Date of Degree


Document Type


Degree Name





Lissa Weinstein


Jamieson Webster

Committee Members

Jamieson Webster

Jeff Rosen

Steve Tuber

Manya Steinkoler

Subject Categories

Clinical Psychology | Continental Philosophy | Psychoanalysis and Psychotherapy | Theory and Philosophy


Psychoanalysis, Hysteria, Psychoanalytic Act, Castration, Kairos, Formation

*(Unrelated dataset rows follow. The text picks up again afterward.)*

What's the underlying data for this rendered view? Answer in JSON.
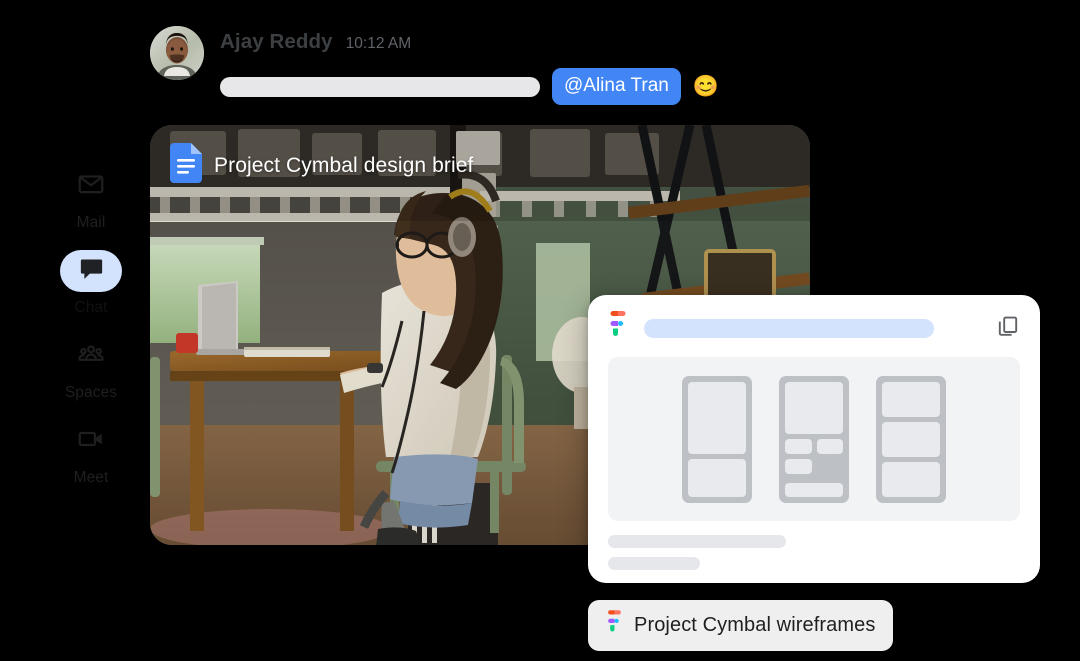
{
  "sidebar": {
    "items": [
      {
        "label": "Mail",
        "icon": "mail-icon",
        "active": false
      },
      {
        "label": "Chat",
        "icon": "chat-icon",
        "active": true
      },
      {
        "label": "Spaces",
        "icon": "spaces-icon",
        "active": false
      },
      {
        "label": "Meet",
        "icon": "meet-icon",
        "active": false
      }
    ]
  },
  "message": {
    "author": "Ajay Reddy",
    "time": "10:12 AM",
    "avatar_alt": "Ajay Reddy profile photo",
    "mention": "@Alina Tran",
    "emoji": "😊",
    "emoji_name": "smiling-face-emoji",
    "placeholder_text": ""
  },
  "photo_card": {
    "doc_icon": "google-docs-icon",
    "doc_title": "Project Cymbal design brief",
    "image_alt": "Woman wearing headphones working on a laptop at a wooden desk in a home office"
  },
  "figma_card": {
    "logo": "figma-logo-icon",
    "title_placeholder": "",
    "copy_icon": "copy-icon",
    "frames": [
      {
        "name": "frame-1",
        "blocks": [
          "large",
          "small"
        ]
      },
      {
        "name": "frame-2",
        "blocks": [
          "large",
          "pair",
          "small",
          "wide"
        ]
      },
      {
        "name": "frame-3",
        "blocks": [
          "equal",
          "equal",
          "equal"
        ]
      }
    ]
  },
  "file_chip": {
    "icon": "figma-logo-icon",
    "label": "Project Cymbal wireframes"
  },
  "colors": {
    "accent_blue": "#4285F4",
    "active_pill": "#D3E3FD",
    "skeleton_gray": "#E7E7EA",
    "canvas_gray": "#F1F3F4",
    "frame_gray": "#BDC1C6",
    "block_gray": "#E8EAED",
    "chip_bg": "#EFEFEF",
    "page_bg": "#000000"
  }
}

This text proposes to examine the contemporary crisis of psychoanalysis by taking seriously feminist critiques of the theory’s phallocentrism, but arguing that the phallus cannot be metaphorically or metonymically replaced by any substitutive term, as most revisionist theories of psychoanalysis have sought to do. Castration is the central psychoanalytic concept, though the theory always seeks to cover it over. In order to develop a psychoanalysis that can confront this castration that is always repressed and yet, in its persistent return, continuously disrupts the continuity of psychoanalytic theory, a detour is proposed, returning to the origins of psychoanalysis and taking hysteria and the hysteric as its guide, following her down and through her blind alleys and dark continents. The project will examine hysteria’s four thousand year history, its radical discontinuity and non-identity as well as its thematic continuities and its relation to the theory of transference and the ego. This will develop into a more comprehensive examination of the ego in psychoanalytic theory with the conclusion that where ego is, hysteria is not, and, where hysteria is, the ego is not. The project will then examine the relationship of Bataille’s work and hysteria, particularly his concept of dramatization. Next, the Greek conception of kairos, or the opportune moment, will be examined in its relation to hysteria and introducing the key Lacanian concept of the psychoanalytic act. This will culminate in an exploration of the close relationship – and the project’s central theoretical construction – of hysteria and the psychoanalytic act. Against any phallic mastery, the cure of psychoanalysis is a facing up to the real of castration, and both the psychoanalyst and the hysteric must let themselves fall in order to begin (again). This letting fall of the psychoanalytic act is the central object of inquiry in the dissertation, and it will be examined in its temporality and in its relationship to transference, to free association, to evenly suspended attention, to knowledge, to violence, and to castration. This fall will be examined from several angles in this work in its relation to the psychoanalytic theory of cure and more specific theories of technique: the fall of the analyst’s knowledge, of her sense of mastery and control, the fall into the unconscious through evenly suspended attention (the unconscious of analysand and analyst alike), the fall of imaginary and symbolic crutches that have propped up both analysand and analyst and defended them against the real, and, finally, the analyst’s fall as subject supposed to know that marks the end of a psychoanalysis. The final section of the project will examine the consequences of this theorization to questions of psychoanalytic training.